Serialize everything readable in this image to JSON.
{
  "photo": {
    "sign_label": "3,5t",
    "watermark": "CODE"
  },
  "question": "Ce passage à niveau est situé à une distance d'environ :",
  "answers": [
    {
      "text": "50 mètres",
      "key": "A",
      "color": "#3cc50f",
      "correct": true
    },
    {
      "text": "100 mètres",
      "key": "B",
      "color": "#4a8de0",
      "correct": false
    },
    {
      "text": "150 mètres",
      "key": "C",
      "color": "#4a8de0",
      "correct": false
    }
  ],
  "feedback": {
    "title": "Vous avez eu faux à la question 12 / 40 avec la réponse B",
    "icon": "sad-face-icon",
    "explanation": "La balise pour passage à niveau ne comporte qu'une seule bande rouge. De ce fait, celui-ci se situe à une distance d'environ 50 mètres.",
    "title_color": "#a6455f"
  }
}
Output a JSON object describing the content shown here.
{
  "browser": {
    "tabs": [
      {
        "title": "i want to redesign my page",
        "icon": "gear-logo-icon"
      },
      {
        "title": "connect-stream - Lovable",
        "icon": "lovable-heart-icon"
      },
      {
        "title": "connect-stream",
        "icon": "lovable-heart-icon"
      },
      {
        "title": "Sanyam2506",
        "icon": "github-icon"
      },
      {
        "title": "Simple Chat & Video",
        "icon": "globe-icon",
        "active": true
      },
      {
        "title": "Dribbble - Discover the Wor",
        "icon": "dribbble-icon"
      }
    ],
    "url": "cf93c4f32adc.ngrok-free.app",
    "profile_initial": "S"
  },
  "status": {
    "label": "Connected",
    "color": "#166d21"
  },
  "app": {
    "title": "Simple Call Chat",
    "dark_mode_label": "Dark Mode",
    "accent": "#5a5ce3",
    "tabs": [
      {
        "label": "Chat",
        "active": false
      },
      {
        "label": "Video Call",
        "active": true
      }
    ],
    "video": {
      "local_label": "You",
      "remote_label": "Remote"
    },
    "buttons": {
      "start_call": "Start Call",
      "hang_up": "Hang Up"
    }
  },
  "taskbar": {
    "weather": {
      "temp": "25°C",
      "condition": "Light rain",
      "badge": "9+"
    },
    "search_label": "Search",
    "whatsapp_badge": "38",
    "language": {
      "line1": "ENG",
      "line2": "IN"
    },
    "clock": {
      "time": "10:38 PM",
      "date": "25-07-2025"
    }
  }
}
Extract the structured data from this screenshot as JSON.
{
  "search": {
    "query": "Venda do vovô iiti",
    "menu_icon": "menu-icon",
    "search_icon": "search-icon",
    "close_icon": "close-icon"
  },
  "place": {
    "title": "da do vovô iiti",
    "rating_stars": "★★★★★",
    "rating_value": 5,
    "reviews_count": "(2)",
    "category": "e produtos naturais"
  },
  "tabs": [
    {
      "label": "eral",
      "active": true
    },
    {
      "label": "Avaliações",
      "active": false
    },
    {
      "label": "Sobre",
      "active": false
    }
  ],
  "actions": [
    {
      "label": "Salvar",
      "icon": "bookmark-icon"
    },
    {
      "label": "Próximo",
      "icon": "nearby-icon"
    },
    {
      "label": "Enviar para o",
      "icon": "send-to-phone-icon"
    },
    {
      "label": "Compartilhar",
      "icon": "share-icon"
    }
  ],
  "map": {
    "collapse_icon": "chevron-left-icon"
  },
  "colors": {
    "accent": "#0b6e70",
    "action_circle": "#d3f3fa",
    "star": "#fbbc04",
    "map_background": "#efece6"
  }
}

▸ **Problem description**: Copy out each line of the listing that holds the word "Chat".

▸ **Response for this exercise**:
        "title": "Simple Chat & Video",
    "title": "Simple Call Chat",
        "label": "Chat",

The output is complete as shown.